The Berlin Wall was constructed by the East German government in 1961. It cut off West Berlin from East Berlin and surrounding East Germany.
The Eastern Bloc claimed that the wall was erected to protect the socialist state, the GDR. The West maintained it was built to prevent the massive emigration at the time of the Cold War in Europe. On November 9, 1989, as the culmination of peaceful protests in the GDR, the Wall was destroyed and removed. The fall of the Berlin Wall paved the way for German reunification, which was formally concluded on October 3, 1990. Twenty-five years on, the Wall remains a distinct memory in Germany; here's DW's latest content on the topic.

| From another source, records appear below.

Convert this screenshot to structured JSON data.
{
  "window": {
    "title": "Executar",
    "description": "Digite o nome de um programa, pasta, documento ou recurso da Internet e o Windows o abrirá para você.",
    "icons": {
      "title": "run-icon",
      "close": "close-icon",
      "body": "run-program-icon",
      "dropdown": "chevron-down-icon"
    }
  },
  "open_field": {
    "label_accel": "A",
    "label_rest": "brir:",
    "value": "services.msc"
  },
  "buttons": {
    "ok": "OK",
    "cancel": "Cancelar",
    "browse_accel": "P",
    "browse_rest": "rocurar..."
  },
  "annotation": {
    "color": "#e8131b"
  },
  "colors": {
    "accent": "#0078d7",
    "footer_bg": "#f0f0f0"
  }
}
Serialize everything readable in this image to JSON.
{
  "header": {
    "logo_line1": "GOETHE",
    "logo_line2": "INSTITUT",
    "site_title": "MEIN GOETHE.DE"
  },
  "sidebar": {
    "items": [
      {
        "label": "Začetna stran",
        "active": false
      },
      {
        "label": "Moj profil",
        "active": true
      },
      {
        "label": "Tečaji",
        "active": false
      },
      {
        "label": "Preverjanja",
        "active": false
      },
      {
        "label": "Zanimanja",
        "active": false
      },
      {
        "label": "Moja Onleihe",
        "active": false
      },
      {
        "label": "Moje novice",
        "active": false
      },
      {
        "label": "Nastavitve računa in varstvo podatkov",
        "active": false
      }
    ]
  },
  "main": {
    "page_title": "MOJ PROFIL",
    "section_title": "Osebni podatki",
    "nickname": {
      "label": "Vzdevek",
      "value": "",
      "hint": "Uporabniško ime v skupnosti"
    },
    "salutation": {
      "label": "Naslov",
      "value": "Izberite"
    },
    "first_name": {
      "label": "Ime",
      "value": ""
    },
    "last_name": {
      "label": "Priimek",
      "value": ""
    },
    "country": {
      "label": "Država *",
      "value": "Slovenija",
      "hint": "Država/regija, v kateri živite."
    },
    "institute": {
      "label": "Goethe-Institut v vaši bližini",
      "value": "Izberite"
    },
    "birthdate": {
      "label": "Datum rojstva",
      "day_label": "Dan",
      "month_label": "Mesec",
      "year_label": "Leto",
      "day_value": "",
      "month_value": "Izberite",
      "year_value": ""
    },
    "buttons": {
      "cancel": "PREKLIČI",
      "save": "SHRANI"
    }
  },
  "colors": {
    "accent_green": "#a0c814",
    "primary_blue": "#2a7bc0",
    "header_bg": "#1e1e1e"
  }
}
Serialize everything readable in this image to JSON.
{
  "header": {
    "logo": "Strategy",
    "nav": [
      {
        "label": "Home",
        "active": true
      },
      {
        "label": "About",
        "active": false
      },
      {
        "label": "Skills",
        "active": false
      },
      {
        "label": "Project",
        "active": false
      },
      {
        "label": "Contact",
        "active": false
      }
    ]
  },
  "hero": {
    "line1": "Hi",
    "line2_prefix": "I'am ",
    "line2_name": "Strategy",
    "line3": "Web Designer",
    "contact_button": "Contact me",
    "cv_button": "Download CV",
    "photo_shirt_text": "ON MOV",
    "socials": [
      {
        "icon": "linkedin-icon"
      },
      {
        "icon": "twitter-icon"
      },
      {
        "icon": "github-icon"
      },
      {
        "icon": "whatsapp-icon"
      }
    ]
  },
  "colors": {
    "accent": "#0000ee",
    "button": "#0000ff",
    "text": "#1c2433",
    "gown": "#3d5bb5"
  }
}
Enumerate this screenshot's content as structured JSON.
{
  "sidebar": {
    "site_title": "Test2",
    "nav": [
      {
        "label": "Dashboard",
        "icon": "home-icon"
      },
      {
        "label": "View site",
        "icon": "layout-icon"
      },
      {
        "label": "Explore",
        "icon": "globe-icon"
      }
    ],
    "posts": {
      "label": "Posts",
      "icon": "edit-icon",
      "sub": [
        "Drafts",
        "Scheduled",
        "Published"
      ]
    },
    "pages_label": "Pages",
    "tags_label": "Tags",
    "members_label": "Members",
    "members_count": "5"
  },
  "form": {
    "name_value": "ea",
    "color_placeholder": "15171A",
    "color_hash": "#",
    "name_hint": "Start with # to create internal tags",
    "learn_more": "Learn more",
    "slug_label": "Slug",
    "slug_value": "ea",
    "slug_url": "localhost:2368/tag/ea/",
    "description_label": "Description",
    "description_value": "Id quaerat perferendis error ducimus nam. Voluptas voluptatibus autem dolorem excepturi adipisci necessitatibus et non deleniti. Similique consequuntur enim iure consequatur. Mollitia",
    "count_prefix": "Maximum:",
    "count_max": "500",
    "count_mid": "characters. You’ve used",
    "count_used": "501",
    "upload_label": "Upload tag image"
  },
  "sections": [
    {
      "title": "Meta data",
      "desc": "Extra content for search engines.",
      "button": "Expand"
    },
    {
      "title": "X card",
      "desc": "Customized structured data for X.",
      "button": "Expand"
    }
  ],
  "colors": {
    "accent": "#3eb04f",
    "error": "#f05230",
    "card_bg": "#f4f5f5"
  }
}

Countries across Eastern Europe are marking 30 years since the end of communism. In 1989, the most dramatic scenes played out in November when the Berlin Wall fell. But the first big shift was in Poland five months earlier: partially free elections pushed out the communist government and paved the way for free market reforms. But what have these changes meant for women? Alexa Dvorson reports.